On the ground in Malawi
So, it was with both great preparation and anticipation that she embarked on a 32-hour journey in January to make the life-changing trip to Malawi.
"I spent a lot of time preparing for my presentation in Malawi. As a guest in their country, I wanted to ensure that I was offering this new knowledge in a way that was not insulting their current practices,” she said.
The content Thompson worked on was customized to align with the cultural practices and norms of the region with consideration given to the resources available.
Students have internet access on the two Kamuzu University of Health Sciences campuses the ASU group visited — in Blantyre and Lilongwe. However, for some of their clinical rotations, where they get hands-on experience with patients, they travel for weeks at a time to remote villages that do not have internet access.
“The current setup is that they carry library books, most of which are bulky and assigned to one individual, usually a group leader,” said Patrick Mapulanga, senior assistant librarian at Kamuzu University of Health Sciences campus in Lilongwe.
In total, the ASU group spent a little more than a week on the ground in Malawi traveling to Blantyre and Lilongwe for campus visits. During those visits, they met with administrators, faculty, students and librarians.
This was when Thompson was able to bring her work to life facilitating workshops introducing the modules, and the types of content available and describing their usability for each stakeholder.
“Overall, they seemed eager about the concept of evidence-based practice. Currently, the university incorporates research courses in their curriculum, so while they weren’t familiar with this exact process, it was apparent they already implement many stages of the process, just not in this systematic approach that makes it easy to follow or easy to teach,” she said.
Almost immediately, the workshop attendees identified the ripple effect this new resource would have across their communities.
“Incorporating evidence-based practice modules and information into the curriculum can help students become more knowledgeable, skilled and confident health-care providers. This can lead to improved patient outcomes and better quality of care,” Mapulanga said.

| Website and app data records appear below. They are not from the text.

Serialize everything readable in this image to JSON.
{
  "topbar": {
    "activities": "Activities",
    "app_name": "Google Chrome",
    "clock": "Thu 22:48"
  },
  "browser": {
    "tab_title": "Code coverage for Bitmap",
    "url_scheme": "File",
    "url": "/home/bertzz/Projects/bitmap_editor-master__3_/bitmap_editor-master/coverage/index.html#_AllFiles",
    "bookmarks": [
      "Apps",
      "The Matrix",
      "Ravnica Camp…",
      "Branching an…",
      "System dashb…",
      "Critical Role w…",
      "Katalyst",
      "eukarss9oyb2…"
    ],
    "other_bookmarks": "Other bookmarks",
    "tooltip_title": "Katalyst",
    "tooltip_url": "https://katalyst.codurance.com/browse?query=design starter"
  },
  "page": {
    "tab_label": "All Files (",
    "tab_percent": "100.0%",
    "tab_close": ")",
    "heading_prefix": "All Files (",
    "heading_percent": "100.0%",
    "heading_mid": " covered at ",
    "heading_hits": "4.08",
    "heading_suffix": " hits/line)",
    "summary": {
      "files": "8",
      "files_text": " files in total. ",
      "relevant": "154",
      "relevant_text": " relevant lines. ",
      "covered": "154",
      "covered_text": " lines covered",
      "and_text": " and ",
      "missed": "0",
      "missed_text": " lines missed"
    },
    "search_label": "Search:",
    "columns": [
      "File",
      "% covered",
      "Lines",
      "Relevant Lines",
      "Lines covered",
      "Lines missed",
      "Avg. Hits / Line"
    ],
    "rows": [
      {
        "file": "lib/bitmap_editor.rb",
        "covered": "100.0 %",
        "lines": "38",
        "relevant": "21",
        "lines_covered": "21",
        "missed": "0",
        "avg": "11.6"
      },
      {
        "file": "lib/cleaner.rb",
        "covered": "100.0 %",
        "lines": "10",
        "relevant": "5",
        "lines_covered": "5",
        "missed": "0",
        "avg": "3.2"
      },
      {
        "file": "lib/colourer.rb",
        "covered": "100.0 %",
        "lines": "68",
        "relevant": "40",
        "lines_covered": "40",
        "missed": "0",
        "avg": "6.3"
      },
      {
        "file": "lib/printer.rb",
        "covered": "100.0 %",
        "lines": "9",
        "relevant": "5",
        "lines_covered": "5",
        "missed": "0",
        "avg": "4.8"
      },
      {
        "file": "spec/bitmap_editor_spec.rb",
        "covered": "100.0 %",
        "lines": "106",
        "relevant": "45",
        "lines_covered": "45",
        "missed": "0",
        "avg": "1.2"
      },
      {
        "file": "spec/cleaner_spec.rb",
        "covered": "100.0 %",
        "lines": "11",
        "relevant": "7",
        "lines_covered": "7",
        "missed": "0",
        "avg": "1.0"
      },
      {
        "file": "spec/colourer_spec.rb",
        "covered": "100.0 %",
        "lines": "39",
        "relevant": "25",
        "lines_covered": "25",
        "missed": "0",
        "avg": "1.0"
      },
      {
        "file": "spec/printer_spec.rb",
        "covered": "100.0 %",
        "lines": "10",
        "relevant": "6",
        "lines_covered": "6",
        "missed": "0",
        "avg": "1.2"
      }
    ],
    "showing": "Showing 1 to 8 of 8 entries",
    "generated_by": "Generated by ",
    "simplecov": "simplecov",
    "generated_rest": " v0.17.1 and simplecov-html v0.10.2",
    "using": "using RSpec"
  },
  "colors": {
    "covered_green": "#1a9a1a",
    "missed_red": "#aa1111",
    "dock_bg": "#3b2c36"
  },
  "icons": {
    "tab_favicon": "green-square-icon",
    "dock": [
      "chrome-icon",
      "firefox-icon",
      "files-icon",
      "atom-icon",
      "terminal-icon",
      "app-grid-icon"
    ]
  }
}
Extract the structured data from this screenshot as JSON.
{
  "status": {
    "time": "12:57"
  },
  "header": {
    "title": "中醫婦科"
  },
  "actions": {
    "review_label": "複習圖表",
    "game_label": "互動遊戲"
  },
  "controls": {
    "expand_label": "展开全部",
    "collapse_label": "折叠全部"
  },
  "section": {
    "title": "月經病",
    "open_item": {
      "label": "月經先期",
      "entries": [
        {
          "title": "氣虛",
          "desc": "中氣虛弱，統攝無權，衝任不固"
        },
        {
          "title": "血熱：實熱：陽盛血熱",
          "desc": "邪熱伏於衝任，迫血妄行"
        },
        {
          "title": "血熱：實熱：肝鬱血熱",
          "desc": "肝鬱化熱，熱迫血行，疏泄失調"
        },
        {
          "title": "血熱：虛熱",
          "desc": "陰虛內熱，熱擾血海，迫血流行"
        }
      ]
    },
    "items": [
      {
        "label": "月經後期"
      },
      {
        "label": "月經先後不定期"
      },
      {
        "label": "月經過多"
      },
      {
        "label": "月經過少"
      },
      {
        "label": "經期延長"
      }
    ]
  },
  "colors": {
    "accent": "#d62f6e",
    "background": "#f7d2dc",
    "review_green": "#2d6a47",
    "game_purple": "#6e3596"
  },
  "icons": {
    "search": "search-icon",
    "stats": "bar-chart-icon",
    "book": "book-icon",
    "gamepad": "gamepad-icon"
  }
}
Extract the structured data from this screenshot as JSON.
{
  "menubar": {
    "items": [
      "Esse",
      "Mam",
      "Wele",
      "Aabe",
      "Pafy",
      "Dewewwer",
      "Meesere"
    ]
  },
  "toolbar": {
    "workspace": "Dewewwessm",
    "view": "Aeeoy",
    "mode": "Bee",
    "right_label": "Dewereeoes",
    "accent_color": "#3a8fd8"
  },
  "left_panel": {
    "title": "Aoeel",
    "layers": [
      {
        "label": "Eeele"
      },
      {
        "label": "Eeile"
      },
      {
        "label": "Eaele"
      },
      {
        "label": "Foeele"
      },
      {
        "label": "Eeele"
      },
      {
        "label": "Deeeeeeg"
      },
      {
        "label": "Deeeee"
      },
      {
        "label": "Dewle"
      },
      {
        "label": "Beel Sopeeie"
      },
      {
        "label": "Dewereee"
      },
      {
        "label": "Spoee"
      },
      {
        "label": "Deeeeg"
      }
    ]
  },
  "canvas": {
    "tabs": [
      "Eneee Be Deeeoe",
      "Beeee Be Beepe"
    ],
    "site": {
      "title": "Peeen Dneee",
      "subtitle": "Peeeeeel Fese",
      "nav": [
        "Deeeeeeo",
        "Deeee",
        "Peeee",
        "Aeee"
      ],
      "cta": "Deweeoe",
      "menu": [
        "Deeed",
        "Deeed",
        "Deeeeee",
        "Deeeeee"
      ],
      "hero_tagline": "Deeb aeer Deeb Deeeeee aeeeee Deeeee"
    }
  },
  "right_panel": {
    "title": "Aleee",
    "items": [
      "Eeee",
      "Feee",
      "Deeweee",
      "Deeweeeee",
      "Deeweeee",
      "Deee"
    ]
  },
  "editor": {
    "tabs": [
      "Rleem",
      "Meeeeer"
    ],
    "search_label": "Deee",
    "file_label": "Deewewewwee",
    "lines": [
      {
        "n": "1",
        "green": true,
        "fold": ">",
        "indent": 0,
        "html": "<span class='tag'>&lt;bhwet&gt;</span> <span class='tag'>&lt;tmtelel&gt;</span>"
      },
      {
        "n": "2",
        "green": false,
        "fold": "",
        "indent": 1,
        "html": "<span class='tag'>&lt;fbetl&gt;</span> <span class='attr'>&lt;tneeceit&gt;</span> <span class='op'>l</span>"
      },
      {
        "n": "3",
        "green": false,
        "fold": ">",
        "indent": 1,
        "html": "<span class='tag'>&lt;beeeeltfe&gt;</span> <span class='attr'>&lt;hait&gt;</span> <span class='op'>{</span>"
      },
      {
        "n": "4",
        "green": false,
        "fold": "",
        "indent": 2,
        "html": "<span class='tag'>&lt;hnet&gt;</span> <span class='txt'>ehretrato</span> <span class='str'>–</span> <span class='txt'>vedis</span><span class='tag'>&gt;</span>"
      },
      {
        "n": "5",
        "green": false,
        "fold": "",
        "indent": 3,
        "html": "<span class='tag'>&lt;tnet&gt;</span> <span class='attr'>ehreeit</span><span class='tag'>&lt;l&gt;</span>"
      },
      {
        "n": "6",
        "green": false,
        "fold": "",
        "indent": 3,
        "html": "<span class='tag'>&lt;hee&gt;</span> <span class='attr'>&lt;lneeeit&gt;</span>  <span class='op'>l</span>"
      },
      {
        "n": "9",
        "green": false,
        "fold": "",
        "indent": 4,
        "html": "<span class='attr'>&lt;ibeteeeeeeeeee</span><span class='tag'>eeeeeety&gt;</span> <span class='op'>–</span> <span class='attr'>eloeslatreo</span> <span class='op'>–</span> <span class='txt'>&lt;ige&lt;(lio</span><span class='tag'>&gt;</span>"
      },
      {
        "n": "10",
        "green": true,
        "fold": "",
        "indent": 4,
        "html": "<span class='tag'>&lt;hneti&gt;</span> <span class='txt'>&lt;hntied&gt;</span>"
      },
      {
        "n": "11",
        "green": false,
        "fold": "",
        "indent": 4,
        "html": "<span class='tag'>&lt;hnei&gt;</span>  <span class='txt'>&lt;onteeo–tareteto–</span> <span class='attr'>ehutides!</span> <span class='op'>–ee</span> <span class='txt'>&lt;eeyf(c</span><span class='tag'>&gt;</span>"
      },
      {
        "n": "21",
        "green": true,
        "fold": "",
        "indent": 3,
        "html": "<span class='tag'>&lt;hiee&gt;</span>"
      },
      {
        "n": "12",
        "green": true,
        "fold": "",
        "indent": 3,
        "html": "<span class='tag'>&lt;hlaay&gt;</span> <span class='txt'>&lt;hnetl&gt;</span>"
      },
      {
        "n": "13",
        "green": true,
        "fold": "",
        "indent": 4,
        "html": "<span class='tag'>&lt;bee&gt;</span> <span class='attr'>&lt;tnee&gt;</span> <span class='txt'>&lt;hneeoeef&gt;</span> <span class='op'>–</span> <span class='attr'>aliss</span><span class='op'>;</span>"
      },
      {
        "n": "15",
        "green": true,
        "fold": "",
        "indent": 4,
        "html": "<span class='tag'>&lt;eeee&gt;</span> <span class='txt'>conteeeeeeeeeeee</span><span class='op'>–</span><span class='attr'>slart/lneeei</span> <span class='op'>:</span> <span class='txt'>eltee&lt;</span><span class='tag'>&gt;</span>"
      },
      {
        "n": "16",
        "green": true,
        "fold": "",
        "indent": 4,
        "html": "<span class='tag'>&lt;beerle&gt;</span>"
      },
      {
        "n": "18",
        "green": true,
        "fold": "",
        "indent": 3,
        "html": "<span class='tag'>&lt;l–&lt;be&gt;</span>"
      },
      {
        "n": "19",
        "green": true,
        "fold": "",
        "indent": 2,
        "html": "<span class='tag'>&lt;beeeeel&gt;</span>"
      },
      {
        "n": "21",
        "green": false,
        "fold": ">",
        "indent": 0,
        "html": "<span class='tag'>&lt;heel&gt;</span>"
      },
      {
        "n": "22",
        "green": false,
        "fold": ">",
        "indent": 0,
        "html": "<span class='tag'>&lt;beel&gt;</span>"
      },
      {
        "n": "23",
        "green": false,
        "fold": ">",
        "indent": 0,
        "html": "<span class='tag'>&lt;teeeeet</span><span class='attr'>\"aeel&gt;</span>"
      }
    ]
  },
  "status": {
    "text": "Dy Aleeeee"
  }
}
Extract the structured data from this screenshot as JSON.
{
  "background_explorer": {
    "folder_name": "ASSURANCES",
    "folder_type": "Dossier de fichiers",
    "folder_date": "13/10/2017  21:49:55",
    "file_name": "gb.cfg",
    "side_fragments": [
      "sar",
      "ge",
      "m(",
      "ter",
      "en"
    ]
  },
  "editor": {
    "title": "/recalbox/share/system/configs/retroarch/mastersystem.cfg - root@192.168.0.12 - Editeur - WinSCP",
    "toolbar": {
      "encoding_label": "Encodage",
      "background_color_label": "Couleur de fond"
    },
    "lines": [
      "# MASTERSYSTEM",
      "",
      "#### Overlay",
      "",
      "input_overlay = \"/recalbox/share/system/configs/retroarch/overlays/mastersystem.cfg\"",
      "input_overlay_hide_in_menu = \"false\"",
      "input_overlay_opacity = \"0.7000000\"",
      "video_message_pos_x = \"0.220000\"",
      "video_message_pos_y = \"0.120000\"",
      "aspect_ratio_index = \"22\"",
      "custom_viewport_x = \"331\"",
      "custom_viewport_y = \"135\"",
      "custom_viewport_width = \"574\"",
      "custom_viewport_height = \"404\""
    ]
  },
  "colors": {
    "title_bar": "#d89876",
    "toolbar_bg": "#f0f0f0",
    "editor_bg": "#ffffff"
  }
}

Thompson also created a PowerPoint presentation for faculty to download as a lesson plan and teach. That was something the faculty were especially interested in, as it was ready to go and would be easy to incorporate into their research course.
“The evidence-based practice materials and information delivered by Rachel was very important, as it uplifted staff lecturers on how to care for patients qualitatively. This was a super-model of information generation for patient care,” said Noel Mbirimtengerenji, a senior lecturer at the University of Health Sciences campus in Lilongwe.
Mbirimtengerenji and Mapulanga both attended the workshops and said they were looking forward to all the different ways in which they could use the SolarSPELL health libraries both on campus and in the field.
ASU Associate Professor Laura Hosman said all three partners agreed on a plan to take this pilot project through the end of 2023, “with activities designed to demonstrate the use, impact and effectiveness of the SolarSPELL health libraries.”
For her part, Thompson is working on publishing a manuscript about her experience and the results she collected. She also plans to follow up with a survey and would like to find a way to make this a legacy DNP project so future students can continue to expand and develop it.
And even though she will graduate this May with an advanced nursing practice (family nurse practitioner), DNP degree, she’s not ready to leave this all behind and plans to continue to work with SolarSPELL as much as she can even after graduation.
"SolarSPELL is an incredible organization, and this experience was life-changing in many ways for me. I am so grateful to have had the opportunity to work alongside the team and travel to witness the impact SolarSPELL is making halfway around the world. I'm truly inspired by the students and faculty at KUHeS and hope to continue to be part of this incredible education initiative."